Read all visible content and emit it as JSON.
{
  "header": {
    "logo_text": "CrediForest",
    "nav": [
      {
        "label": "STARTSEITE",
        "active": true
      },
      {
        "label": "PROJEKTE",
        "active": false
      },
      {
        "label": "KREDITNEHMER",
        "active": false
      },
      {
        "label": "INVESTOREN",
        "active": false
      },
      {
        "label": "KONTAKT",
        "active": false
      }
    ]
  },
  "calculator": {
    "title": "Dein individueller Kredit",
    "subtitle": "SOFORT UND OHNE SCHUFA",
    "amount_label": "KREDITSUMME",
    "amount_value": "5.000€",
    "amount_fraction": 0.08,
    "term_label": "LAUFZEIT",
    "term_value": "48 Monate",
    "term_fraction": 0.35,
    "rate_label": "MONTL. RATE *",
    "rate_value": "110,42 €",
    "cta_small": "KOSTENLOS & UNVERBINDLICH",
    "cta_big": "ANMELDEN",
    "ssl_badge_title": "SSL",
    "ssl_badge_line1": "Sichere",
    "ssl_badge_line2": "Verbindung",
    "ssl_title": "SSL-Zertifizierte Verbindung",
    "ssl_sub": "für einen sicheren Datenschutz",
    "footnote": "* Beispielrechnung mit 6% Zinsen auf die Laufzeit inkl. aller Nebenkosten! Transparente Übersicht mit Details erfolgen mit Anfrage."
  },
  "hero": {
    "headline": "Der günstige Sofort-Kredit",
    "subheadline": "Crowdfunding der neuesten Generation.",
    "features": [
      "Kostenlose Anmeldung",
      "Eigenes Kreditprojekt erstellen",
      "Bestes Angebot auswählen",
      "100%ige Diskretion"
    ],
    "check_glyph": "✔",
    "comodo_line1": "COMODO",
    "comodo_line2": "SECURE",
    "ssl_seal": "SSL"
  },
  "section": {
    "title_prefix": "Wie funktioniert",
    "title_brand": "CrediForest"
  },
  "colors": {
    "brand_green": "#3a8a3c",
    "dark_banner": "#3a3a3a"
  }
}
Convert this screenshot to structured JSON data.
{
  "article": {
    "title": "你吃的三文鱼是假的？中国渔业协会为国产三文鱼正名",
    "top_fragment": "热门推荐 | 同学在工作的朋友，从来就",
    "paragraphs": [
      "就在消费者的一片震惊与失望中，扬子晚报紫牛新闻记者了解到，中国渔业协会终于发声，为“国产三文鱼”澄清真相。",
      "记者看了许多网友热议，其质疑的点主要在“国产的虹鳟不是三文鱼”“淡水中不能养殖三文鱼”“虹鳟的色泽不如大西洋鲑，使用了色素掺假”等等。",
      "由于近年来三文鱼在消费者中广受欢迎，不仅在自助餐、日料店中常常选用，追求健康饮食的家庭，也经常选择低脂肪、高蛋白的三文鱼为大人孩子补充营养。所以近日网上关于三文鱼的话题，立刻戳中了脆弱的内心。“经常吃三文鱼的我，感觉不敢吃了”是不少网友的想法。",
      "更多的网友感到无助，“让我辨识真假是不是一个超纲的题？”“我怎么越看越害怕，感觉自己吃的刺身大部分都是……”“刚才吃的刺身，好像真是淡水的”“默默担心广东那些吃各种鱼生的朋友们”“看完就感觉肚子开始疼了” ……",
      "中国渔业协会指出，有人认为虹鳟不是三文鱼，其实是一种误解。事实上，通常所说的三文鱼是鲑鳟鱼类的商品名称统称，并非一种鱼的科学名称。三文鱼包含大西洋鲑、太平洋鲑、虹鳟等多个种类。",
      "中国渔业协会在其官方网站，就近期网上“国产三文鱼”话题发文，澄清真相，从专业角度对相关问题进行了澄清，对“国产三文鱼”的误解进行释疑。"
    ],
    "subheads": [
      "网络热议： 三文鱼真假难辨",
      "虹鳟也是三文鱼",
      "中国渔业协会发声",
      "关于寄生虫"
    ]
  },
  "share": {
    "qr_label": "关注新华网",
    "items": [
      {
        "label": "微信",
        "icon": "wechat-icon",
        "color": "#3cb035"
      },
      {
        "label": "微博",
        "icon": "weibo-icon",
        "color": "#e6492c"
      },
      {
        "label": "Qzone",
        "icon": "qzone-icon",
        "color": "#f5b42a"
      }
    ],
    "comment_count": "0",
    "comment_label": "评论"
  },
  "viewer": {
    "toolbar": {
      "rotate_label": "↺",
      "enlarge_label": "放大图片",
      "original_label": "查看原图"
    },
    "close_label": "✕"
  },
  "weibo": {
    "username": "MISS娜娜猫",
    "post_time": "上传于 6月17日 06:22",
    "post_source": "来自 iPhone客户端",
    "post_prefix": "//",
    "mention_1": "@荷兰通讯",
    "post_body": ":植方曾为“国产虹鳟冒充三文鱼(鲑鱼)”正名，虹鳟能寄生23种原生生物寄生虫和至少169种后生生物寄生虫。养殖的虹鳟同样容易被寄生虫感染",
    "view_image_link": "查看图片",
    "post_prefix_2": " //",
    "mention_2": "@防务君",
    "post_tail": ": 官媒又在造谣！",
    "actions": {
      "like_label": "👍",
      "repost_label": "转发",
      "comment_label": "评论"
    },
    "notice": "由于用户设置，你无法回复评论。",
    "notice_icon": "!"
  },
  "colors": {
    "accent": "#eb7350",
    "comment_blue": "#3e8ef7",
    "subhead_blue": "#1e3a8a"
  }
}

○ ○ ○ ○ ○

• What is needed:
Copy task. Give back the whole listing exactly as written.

• Task result:
Read all visible content and emit it as JSON.
{
  "header": {
    "logo_text": "CrediForest",
    "nav": [
      {
        "label": "STARTSEITE",
        "active": true
      },
      {
        "label": "PROJEKTE",
        "active": false
      },
      {
        "label": "KREDITNEHMER",
        "active": false
      },
      {
        "label": "INVESTOREN",
        "active": false
      },
      {
        "label": "KONTAKT",
        "active": false
      }
    ]
  },
  "calculator": {
    "title": "Dein individueller Kredit",
    "subtitle": "SOFORT UND OHNE SCHUFA",
    "amount_label": "KREDITSUMME",
    "amount_value": "5.000€",
    "amount_fraction": 0.08,
    "term_label": "LAUFZEIT",
    "term_value": "48 Monate",
    "term_fraction": 0.35,
    "rate_label": "MONTL. RATE *",
    "rate_value": "110,42 €",
    "cta_small": "KOSTENLOS & UNVERBINDLICH",
    "cta_big": "ANMELDEN",
    "ssl_badge_title": "SSL",
    "ssl_badge_line1": "Sichere",
    "ssl_badge_line2": "Verbindung",
    "ssl_title": "SSL-Zertifizierte Verbindung",
    "ssl_sub": "für einen sicheren Datenschutz",
    "footnote": "* Beispielrechnung mit 6% Zinsen auf die Laufzeit inkl. aller Nebenkosten! Transparente Übersicht mit Details erfolgen mit Anfrage."
  },
  "hero": {
    "headline": "Der günstige Sofort-Kredit",
    "subheadline": "Crowdfunding der neuesten Generation.",
    "features": [
      "Kostenlose Anmeldung",
      "Eigenes Kreditprojekt erstellen",
      "Bestes Angebot auswählen",
      "100%ige Diskretion"
    ],
    "check_glyph": "✔",
    "comodo_line1": "COMODO",
    "comodo_line2": "SECURE",
    "ssl_seal": "SSL"
  },
  "section": {
    "title_prefix": "Wie funktioniert",
    "title_brand": "CrediForest"
  },
  "colors": {
    "brand_green": "#3a8a3c",
    "dark_banner": "#3a3a3a"
  }
}
Convert this screenshot to structured JSON data.
{
  "article": {
    "title": "你吃的三文鱼是假的？中国渔业协会为国产三文鱼正名",
    "top_fragment": "热门推荐 | 同学在工作的朋友，从来就",
    "paragraphs": [
      "就在消费者的一片震惊与失望中，扬子晚报紫牛新闻记者了解到，中国渔业协会终于发声，为“国产三文鱼”澄清真相。",
      "记者看了许多网友热议，其质疑的点主要在“国产的虹鳟不是三文鱼”“淡水中不能养殖三文鱼”“虹鳟的色泽不如大西洋鲑，使用了色素掺假”等等。",
      "由于近年来三文鱼在消费者中广受欢迎，不仅在自助餐、日料店中常常选用，追求健康饮食的家庭，也经常选择低脂肪、高蛋白的三文鱼为大人孩子补充营养。所以近日网上关于三文鱼的话题，立刻戳中了脆弱的内心。“经常吃三文鱼的我，感觉不敢吃了”是不少网友的想法。",
      "更多的网友感到无助，“让我辨识真假是不是一个超纲的题？”“我怎么越看越害怕，感觉自己吃的刺身大部分都是……”“刚才吃的刺身，好像真是淡水的”“默默担心广东那些吃各种鱼生的朋友们”“看完就感觉肚子开始疼了” ……",
      "中国渔业协会指出，有人认为虹鳟不是三文鱼，其实是一种误解。事实上，通常所说的三文鱼是鲑鳟鱼类的商品名称统称，并非一种鱼的科学名称。三文鱼包含大西洋鲑、太平洋鲑、虹鳟等多个种类。",
      "中国渔业协会在其官方网站，就近期网上“国产三文鱼”话题发文，澄清真相，从专业角度对相关问题进行了澄清，对“国产三文鱼”的误解进行释疑。"
    ],
    "subheads": [
      "网络热议： 三文鱼真假难辨",
      "虹鳟也是三文鱼",
      "中国渔业协会发声",
      "关于寄生虫"
    ]
  },
  "share": {
    "qr_label": "关注新华网",
    "items": [
      {
        "label": "微信",
        "icon": "wechat-icon",
        "color": "#3cb035"
      },
      {
        "label": "微博",
        "icon": "weibo-icon",
        "color": "#e6492c"
      },
      {
        "label": "Qzone",
        "icon": "qzone-icon",
        "color": "#f5b42a"
      }
    ],
    "comment_count": "0",
    "comment_label": "评论"
  },
  "viewer": {
    "toolbar": {
      "rotate_label": "↺",
      "enlarge_label": "放大图片",
      "original_label": "查看原图"
    },
    "close_label": "✕"
  },
  "weibo": {
    "username": "MISS娜娜猫",
    "post_time": "上传于 6月17日 06:22",
    "post_source": "来自 iPhone客户端",
    "post_prefix": "//",
    "mention_1": "@荷兰通讯",
    "post_body": ":植方曾为“国产虹鳟冒充三文鱼(鲑鱼)”正名，虹鳟能寄生23种原生生物寄生虫和至少169种后生生物寄生虫。养殖的虹鳟同样容易被寄生虫感染",
    "view_image_link": "查看图片",
    "post_prefix_2": " //",
    "mention_2": "@防务君",
    "post_tail": ": 官媒又在造谣！",
    "actions": {
      "like_label": "👍",
      "repost_label": "转发",
      "comment_label": "评论"
    },
    "notice": "由于用户设置，你无法回复评论。",
    "notice_icon": "!"
  },
  "colors": {
    "accent": "#eb7350",
    "comment_blue": "#3e8ef7",
    "subhead_blue": "#1e3a8a"
  }
}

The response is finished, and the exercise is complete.